▶ **TASK ITEM**:
Reproduce all the material verbatim, down to the last line.
***** DATA FOR THE TASK
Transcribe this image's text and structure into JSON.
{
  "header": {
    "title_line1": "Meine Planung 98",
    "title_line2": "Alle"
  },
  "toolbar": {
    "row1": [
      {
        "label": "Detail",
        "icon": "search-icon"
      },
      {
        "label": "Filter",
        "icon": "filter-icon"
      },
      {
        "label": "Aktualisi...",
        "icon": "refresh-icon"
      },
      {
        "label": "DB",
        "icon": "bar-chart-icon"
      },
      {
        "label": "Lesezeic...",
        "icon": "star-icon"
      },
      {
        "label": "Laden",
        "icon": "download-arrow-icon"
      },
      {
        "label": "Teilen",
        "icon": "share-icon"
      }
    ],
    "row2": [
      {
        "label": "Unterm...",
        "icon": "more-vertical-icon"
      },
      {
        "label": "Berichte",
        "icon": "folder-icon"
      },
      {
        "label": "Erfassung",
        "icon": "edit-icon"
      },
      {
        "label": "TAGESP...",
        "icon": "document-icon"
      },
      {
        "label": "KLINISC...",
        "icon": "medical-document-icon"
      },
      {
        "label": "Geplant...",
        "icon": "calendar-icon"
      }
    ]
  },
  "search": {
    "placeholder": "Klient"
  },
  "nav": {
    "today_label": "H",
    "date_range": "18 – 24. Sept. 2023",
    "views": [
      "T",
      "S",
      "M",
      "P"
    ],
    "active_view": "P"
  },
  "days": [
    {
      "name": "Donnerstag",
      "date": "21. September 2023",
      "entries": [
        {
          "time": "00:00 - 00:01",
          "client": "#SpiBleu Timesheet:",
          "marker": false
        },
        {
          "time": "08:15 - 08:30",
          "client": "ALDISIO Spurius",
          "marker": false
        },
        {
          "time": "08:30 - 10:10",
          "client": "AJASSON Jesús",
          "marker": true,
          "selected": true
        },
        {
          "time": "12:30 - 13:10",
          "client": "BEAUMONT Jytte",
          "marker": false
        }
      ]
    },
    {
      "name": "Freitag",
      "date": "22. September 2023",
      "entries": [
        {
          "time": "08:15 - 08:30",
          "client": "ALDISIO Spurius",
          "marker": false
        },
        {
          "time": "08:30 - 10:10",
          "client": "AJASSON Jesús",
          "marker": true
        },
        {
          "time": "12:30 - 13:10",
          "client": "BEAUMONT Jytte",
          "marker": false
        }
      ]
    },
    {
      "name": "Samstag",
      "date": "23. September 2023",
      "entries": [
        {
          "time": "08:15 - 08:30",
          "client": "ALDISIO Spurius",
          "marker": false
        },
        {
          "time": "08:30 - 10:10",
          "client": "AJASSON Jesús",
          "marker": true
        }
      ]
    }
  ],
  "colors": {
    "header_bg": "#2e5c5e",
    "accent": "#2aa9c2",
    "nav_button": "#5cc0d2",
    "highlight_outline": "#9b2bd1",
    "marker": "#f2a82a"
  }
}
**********
▶ **WRITTEN ANSWER**:
Transcribe this image's text and structure into JSON.
{
  "header": {
    "title_line1": "Meine Planung 98",
    "title_line2": "Alle"
  },
  "toolbar": {
    "row1": [
      {
        "label": "Detail",
        "icon": "search-icon"
      },
      {
        "label": "Filter",
        "icon": "filter-icon"
      },
      {
        "label": "Aktualisi...",
        "icon": "refresh-icon"
      },
      {
        "label": "DB",
        "icon": "bar-chart-icon"
      },
      {
        "label": "Lesezeic...",
        "icon": "star-icon"
      },
      {
        "label": "Laden",
        "icon": "download-arrow-icon"
      },
      {
        "label": "Teilen",
        "icon": "share-icon"
      }
    ],
    "row2": [
      {
        "label": "Unterm...",
        "icon": "more-vertical-icon"
      },
      {
        "label": "Berichte",
        "icon": "folder-icon"
      },
      {
        "label": "Erfassung",
        "icon": "edit-icon"
      },
      {
        "label": "TAGESP...",
        "icon": "document-icon"
      },
      {
        "label": "KLINISC...",
        "icon": "medical-document-icon"
      },
      {
        "label": "Geplant...",
        "icon": "calendar-icon"
      }
    ]
  },
  "search": {
    "placeholder": "Klient"
  },
  "nav": {
    "today_label": "H",
    "date_range": "18 – 24. Sept. 2023",
    "views": [
      "T",
      "S",
      "M",
      "P"
    ],
    "active_view": "P"
  },
  "days": [
    {
      "name": "Donnerstag",
      "date": "21. September 2023",
      "entries": [
        {
          "time": "00:00 - 00:01",
          "client": "#SpiBleu Timesheet:",
          "marker": false
        },
        {
          "time": "08:15 - 08:30",
          "client": "ALDISIO Spurius",
          "marker": false
        },
        {
          "time": "08:30 - 10:10",
          "client": "AJASSON Jesús",
          "marker": true,
          "selected": true
        },
        {
          "time": "12:30 - 13:10",
          "client": "BEAUMONT Jytte",
          "marker": false
        }
      ]
    },
    {
      "name": "Freitag",
      "date": "22. September 2023",
      "entries": [
        {
          "time": "08:15 - 08:30",
          "client": "ALDISIO Spurius",
          "marker": false
        },
        {
          "time": "08:30 - 10:10",
          "client": "AJASSON Jesús",
          "marker": true
        },
        {
          "time": "12:30 - 13:10",
          "client": "BEAUMONT Jytte",
          "marker": false
        }
      ]
    },
    {
      "name": "Samstag",
      "date": "23. September 2023",
      "entries": [
        {
          "time": "08:15 - 08:30",
          "client": "ALDISIO Spurius",
          "marker": false
        },
        {
          "time": "08:30 - 10:10",
          "client": "AJASSON Jesús",
          "marker": true
        }
      ]
    }
  ],
  "colors": {
    "header_bg": "#2e5c5e",
    "accent": "#2aa9c2",
    "nav_button": "#5cc0d2",
    "highlight_outline": "#9b2bd1",
    "marker": "#f2a82a"
  }
}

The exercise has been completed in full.